Friday, 11 October 2019

Book Review: The Curse of Kim's Daughters by Pak Kyongni are people, even entire families, who get more than the usual share of misfortune in life. While some may simply call it bad luck, others will be convinced that in the world nothing ever happens without a reason because everything is interconnected. In fact, it can be very comforting to believe that God, the Universe, whatever is just and that sooner or later we all get what we deserve. First published in 1962, the historical novel The Curse of Kim's Daughters by Pak Kyongni (or Park Kyong-ni for the English edition that appeared in 2004) follows the karmic decline of a well-to-do family in a small Korean sea port during the first decades of the twentieth century. Their misfortune starts with a hot-tempered husband who drives his terrified wife into suicide, kills an innocent man and disappears, but it’s his son and his grand-daughters who eventually pay the price.

Pak Kyongni (박경리, also transliterated as Park Kyong-ni among others) was born Pak Geum-i (박금이) in Tongyeong, South Gyeongsang Province, Japanese Korea, in December 1926. Having graduated from high school, she soon got married and had two children, but after only a few years she lost her husband in the Korean War and little later their son, too. Completely on her own to provide for herself, for her little daughter and for her mother, she turned to writing as a means to make a living. With the help of a writer colleague she brought out her first novel, 계산 (tr. Calculations), in 1955 and never stopped writing after. Some of the author’s notable novels of these early years are 불신시대 (1957; tr. Time of Distrust), 암흑시대 (1958; tr. Time of Darkness), The Curse of Kim's Daughters (김약국의딸들: 1962), and 시장과전장 (1965; tr. Market and Battlefield). In the late 1960s, she began writing her most famous novel, namely the epic saga Land (토지) published in 16 (sic!) volumes between 1969 and 1994. Pak Kyongni died in Seoul, South Korea, in May 2008.

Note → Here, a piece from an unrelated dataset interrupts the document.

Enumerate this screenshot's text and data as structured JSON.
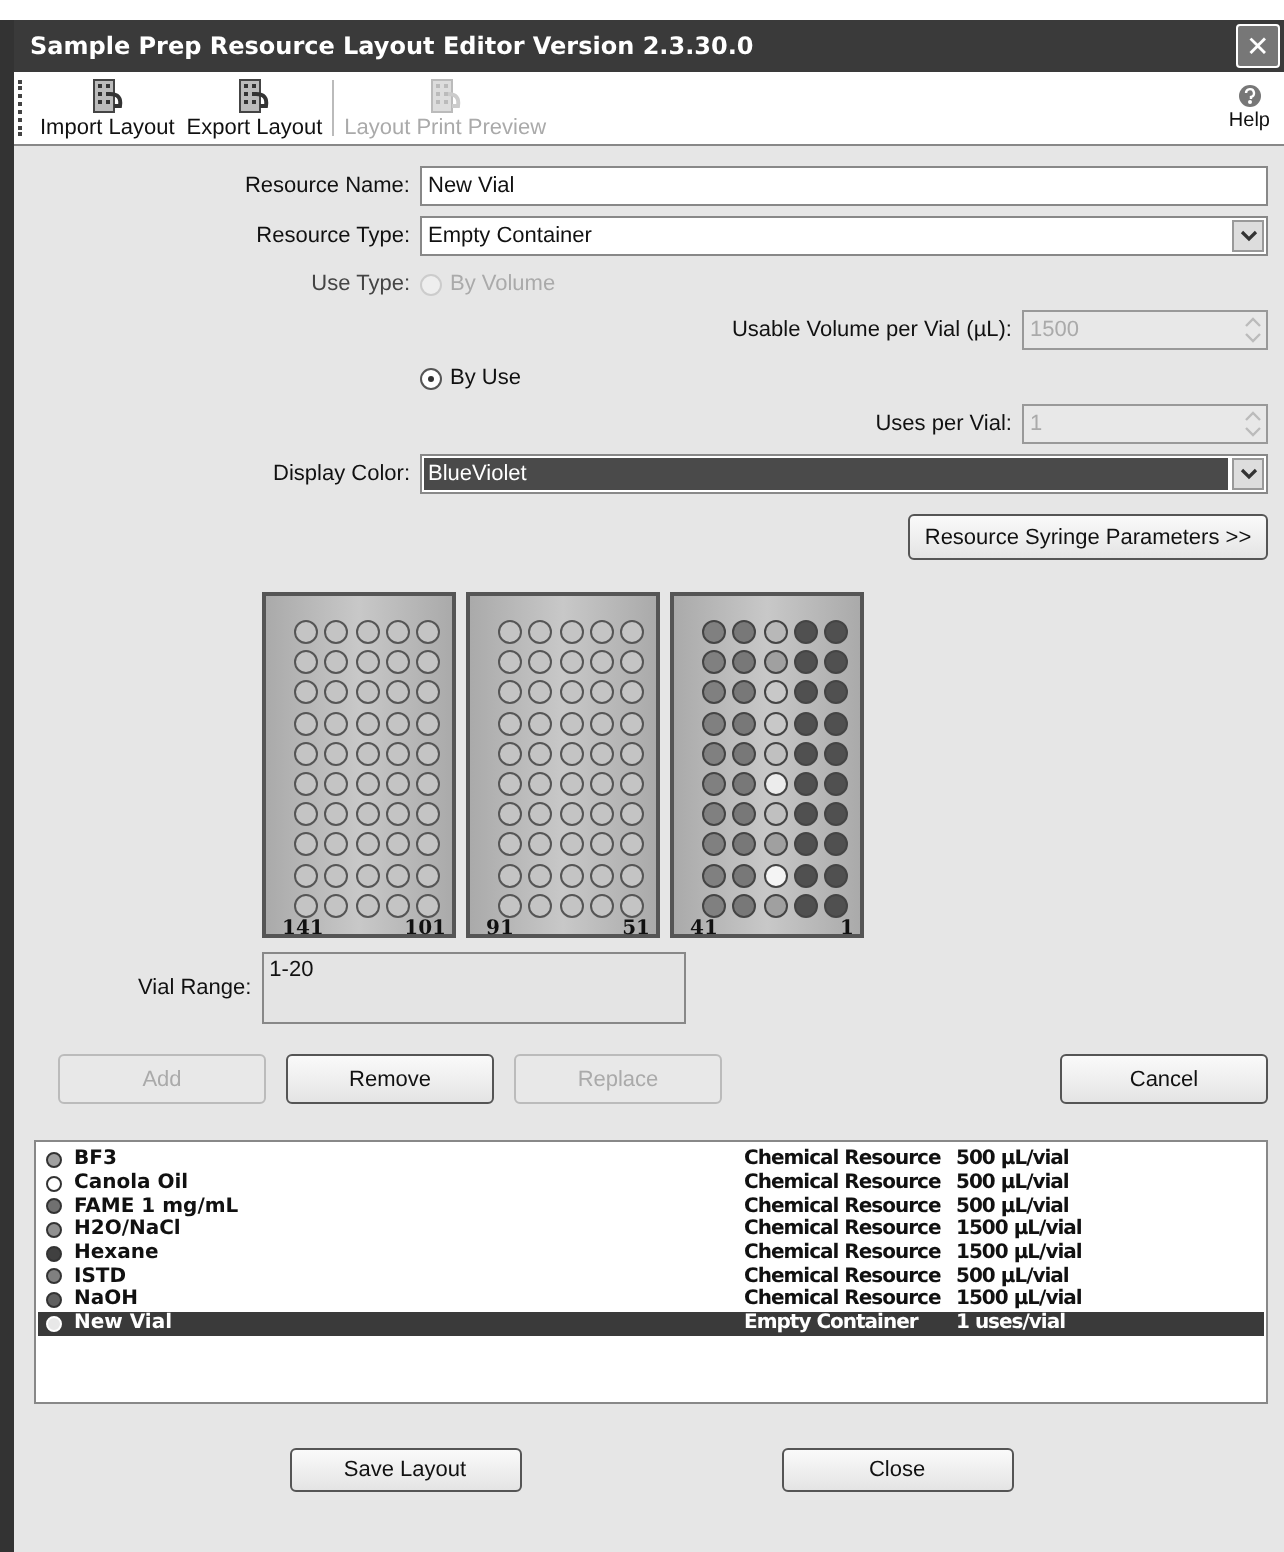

In the fishing port of Tongyeong in the South of Korea people believe that The Curse of Kim's Daughters has its root in the tragic story of their father Songsu who lost both his parents soon after he was born in 1878. His father was a hot-tempered and violent man given to beating his wife. The night when his mother took arsenic to escape a more atrocious death, he was furious with jealousy of a young man who had come from her home village to visit his great love. They didn’t even talk, but his intrusion was enough for Songsu’s father to run after him and kill him in the forest. Seeing what he had done, he ran away never to be seen again. Thus, Songsu grew up in the care of his aunt and uncle, but as soon as he got married he moved into his parents’ house that had always attracted him although it was said to be haunted by ghosts. To everybody’s relief, he isn’t like his ferocious father and at first it seems as if he could enjoy the happy and peaceful life of a wealthy man. Fate soon begins to strike the family, though. First, his uncle dies and after much ado Songsu is assigned his position as pharmacist although he is only eighteen years old. Then his six-year-old son succumbs to smallpox and his old aunt, too, perishes. Things having calmed down at last, five daughters are born to him between 1906 and 1918 and he gives up the pharmacy to run a successful fishing business. As from 1930, however, Songsu’s luck is turning again and his third daughter brings shame on the entire family. Wild and passionate, the nineteen-year-old sneaks out at night to amuse herself with the son of her grandfather’s servant…

In line with its ill-boding title The Curse of Kim's Daughters tells the tragic story of a Korean family during the lifetime (and a little beyond) of its patriarch from the perspective of an unconcerned and omniscient third-person narrator. The plot’s chronology is mostly linear; its focus lies clearly on the women whose lives are determined by tradition to a large degree although a modern – Western – life-style is already taking root. To emphasise the provincial setting and the historical time frame covering a period that ends some twenty-five years before the author wrote her novel, she resorted to frequently mixing local dialect and obsolete words into modern standard Korean as say the translators of my German edition of the book. Since the latter denied the reader even the poorest imitation of this stylistic means, the novel’s tone seems strangely level and matter-of-fact even considering the proverbial Korean poise. It speaks for the power of the original Korean version, though, that all characters come alive nonetheless as driven just as much by impulses, emotions and beliefs (including superstition) as by the vicissitudes of human existence. Admittedly, it took me some time to get into the story, but then it flowed engagingly.

To read The Curse of Kim's Daughters by Pak Kyongni certainly wasn’t the most obvious choice, but it was definitely worth the effort that it took me to dig up a copy of its only German translation published to date. Overall, I enjoyed the Korean classic from the early 1960s very much and I particularly appreciated the opportunity to plunge into a Far-Eastern culture that – unlike the Chinese and Japanese ones thanks to a greater variety of translated writers – was almost completely unknown to me. Although the story covers more or less the same period of Korean history as The Living Reed by en-NOBEL-ed American author Pearl S. Buck (»»» read my review), it’s entirely different and necessarily more authentic, too, because a Korean writer wrote it for Korean readers. As an insider’s view of Korea as it was in the early twentieth century, I warmly recommend this historical novel.

No comments:

Post a Comment

Dear anonymous spammers: Don't waste your time here! Your comments will be deleted at once without being read.